The National Audubon Society has decided to move its national headquarters to Washington from New York City to reduce its leasing costs and to be closer to the federal government.
The new headquarters probably will be on Capitol Hill, and 120 staff positions will be moved, said Charles Scott, senior vice president for administration and planning for the society.
The society will move as soon as it signs a lease here and negotiates an end to its New York lease, Scott said.
The decision to move from midtown Manhattan came after the society realized that its rent probably would double if it renewed its current lease, which expires in 1986, Scott said.
While 80 percent of the group's work could be done anywhere, the other 20 percent involves the government, making Washington the logical place to go, he said.
"From a financial point of view, I think it will pay," he said, though he added that this kind of move is expensive initially.
Scott estimated that more than 85 percent of the country's major conservation groups have headquarters or a major office here.
Brock Evans, vice president for national issues at the society's D.C. office, said the move was spurred by New York's escalating rents but probably was inevitable.
"This is the new Audubon, you might say.
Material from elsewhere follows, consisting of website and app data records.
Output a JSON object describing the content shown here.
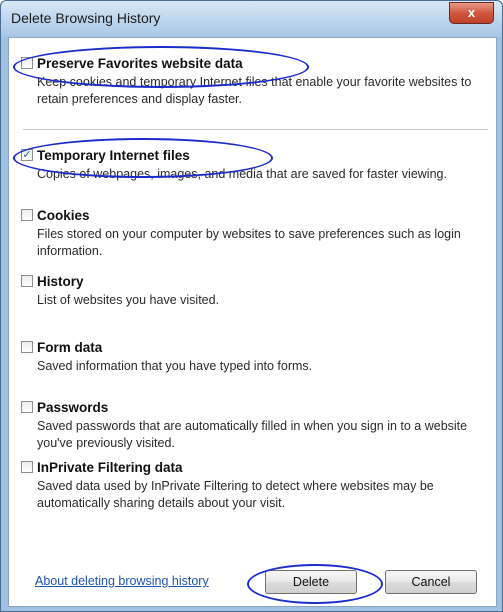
{
  "window": {
    "title": "Delete Browsing History",
    "close_label": "x"
  },
  "options": [
    {
      "label": "Preserve Favorites website data",
      "checked": false,
      "description": "Keep cookies and temporary Internet files that enable your favorite websites to retain preferences and display faster."
    },
    {
      "label": "Temporary Internet files",
      "checked": true,
      "description": "Copies of webpages, images, and media that are saved for faster viewing."
    },
    {
      "label": "Cookies",
      "checked": false,
      "description": "Files stored on your computer by websites to save preferences such as login information."
    },
    {
      "label": "History",
      "checked": false,
      "description": "List of websites you have visited."
    },
    {
      "label": "Form data",
      "checked": false,
      "description": "Saved information that you have typed into forms."
    },
    {
      "label": "Passwords",
      "checked": false,
      "description": "Saved passwords that are automatically filled in when you sign in to a website you've previously visited."
    },
    {
      "label": "InPrivate Filtering data",
      "checked": false,
      "description": "Saved data used by InPrivate Filtering to detect where websites may be automatically sharing details about your visit."
    }
  ],
  "footer": {
    "help_link": "About deleting browsing history",
    "delete_label": "Delete",
    "cancel_label": "Cancel"
  }
}
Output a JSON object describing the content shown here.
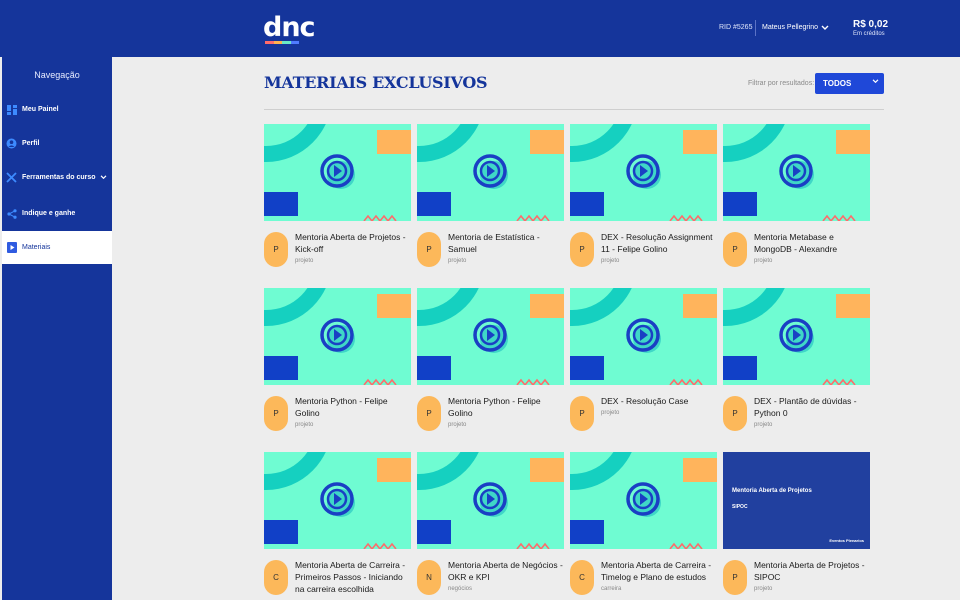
{
  "header": {
    "logo": "dnc",
    "logo_colors": [
      "#ff6b6b",
      "#ffb14e",
      "#6ae8c6",
      "#4f7bff"
    ],
    "rid": "RID #5265",
    "user_name": "Mateus Pellegrino",
    "credits_amount": "R$ 0,02",
    "credits_label": "Em créditos"
  },
  "sidebar": {
    "title": "Navegação",
    "items": [
      {
        "label": "Meu Painel",
        "icon": "dashboard-icon"
      },
      {
        "label": "Perfil",
        "icon": "profile-icon"
      },
      {
        "label": "Ferramentas do curso",
        "icon": "tools-icon"
      },
      {
        "label": "Indique e ganhe",
        "icon": "share-icon"
      },
      {
        "label": "Materiais",
        "icon": "play-icon",
        "active": true
      }
    ]
  },
  "main": {
    "title": "MATERIAIS EXCLUSIVOS",
    "filter_label": "Filtrar por resultados:",
    "filter_value": "TODOS"
  },
  "colors": {
    "brand_blue": "#15359b",
    "accent_blue": "#1f48d8",
    "thumb_mint": "#6ffcd2",
    "avatar_orange": "#fcb85a"
  },
  "cards": [
    {
      "avatar": "P",
      "title": "Mentoria Aberta de Projetos - Kick-off",
      "tag": "projeto"
    },
    {
      "avatar": "P",
      "title": "Mentoria de Estatística - Samuel",
      "tag": "projeto"
    },
    {
      "avatar": "P",
      "title": "DEX - Resolução Assignment 11 - Felipe Golino",
      "tag": "projeto"
    },
    {
      "avatar": "P",
      "title": "Mentoria Metabase e MongoDB - Alexandre",
      "tag": "projeto"
    },
    {
      "avatar": "P",
      "title": "Mentoria Python - Felipe Golino",
      "tag": "projeto"
    },
    {
      "avatar": "P",
      "title": "Mentoria Python - Felipe Golino",
      "tag": "projeto"
    },
    {
      "avatar": "P",
      "title": "DEX - Resolução Case",
      "tag": "projeto"
    },
    {
      "avatar": "P",
      "title": "DEX - Plantão de dúvidas - Python 0",
      "tag": "projeto"
    },
    {
      "avatar": "C",
      "title": "Mentoria Aberta de Carreira - Primeiros Passos - Iniciando na carreira escolhida",
      "tag": ""
    },
    {
      "avatar": "N",
      "title": "Mentoria Aberta de Negócios - OKR e KPI",
      "tag": "negócios"
    },
    {
      "avatar": "C",
      "title": "Mentoria Aberta de Carreira - Timelog e Plano de estudos",
      "tag": "carreira"
    },
    {
      "avatar": "P",
      "title": "Mentoria Aberta de Projetos - SIPOC",
      "tag": "projeto",
      "thumb_text": {
        "title": "Mentoria Aberta de Projetos",
        "subtitle": "SIPOC",
        "footer": "Eventos Plenarios"
      }
    }
  ]
}
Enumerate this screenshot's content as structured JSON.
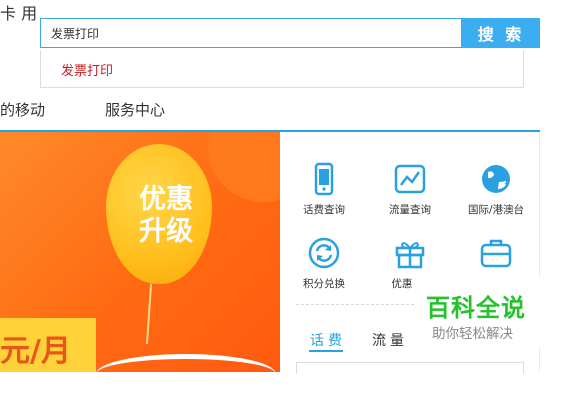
{
  "search": {
    "value": "发票打印",
    "button_label": "搜 索",
    "suggestions": [
      "发票打印"
    ]
  },
  "nav": {
    "items": [
      "的移动",
      "服务中心"
    ]
  },
  "banner": {
    "big_text_1": "卡",
    "big_text_2": "用",
    "balloon_line1": "优惠",
    "balloon_line2": "升级",
    "price": "元/月"
  },
  "quick_services": [
    {
      "label": "话费查询",
      "icon": "phone-icon"
    },
    {
      "label": "流量查询",
      "icon": "chart-icon"
    },
    {
      "label": "国际/港澳台",
      "icon": "globe-icon"
    },
    {
      "label": "积分兑换",
      "icon": "refresh-icon"
    },
    {
      "label": "优惠",
      "icon": "gift-icon"
    },
    {
      "label": "",
      "icon": "briefcase-icon"
    }
  ],
  "tabs": [
    "话费",
    "流量"
  ],
  "watermark": {
    "title": "百科全说",
    "subtitle": "助你轻松解决"
  },
  "colors": {
    "accent": "#29a1e2",
    "banner_orange": "#ff6a12",
    "balloon_yellow": "#ffbf1c",
    "suggest_red": "#c81e1e",
    "watermark_green": "#27c12e"
  }
}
We want to be very much a part of the decision-making process and on the scene," Evans said.
The society is thinking of eventually building its own headquarters, and already has been approached by officials of various suburban jurisdictions making a pitch for relocating there, Scott said. He said there has been no contact with District officials.
A number of associations and other groups have been relocating to Washington as they focus more of their attention on the federal government. The numbers have slowed since a rush of such moves between 1979 and 1981, said Frank Martineau, editor and publisher of Association Trends, a trade newsletter. But about one-third of the major association headquarters are here now, and those based elsewhere have increased their Washington presence over the past five years, Martineau said.
The National Association for the Advancement of Colored People (NAACP) was among the most recent to announce it would move here from New York City because of the high rents there and is negotiating with the city's Redevelopment Land Agency to buy the former Hines Funeral Home at 2901 14th St. NW.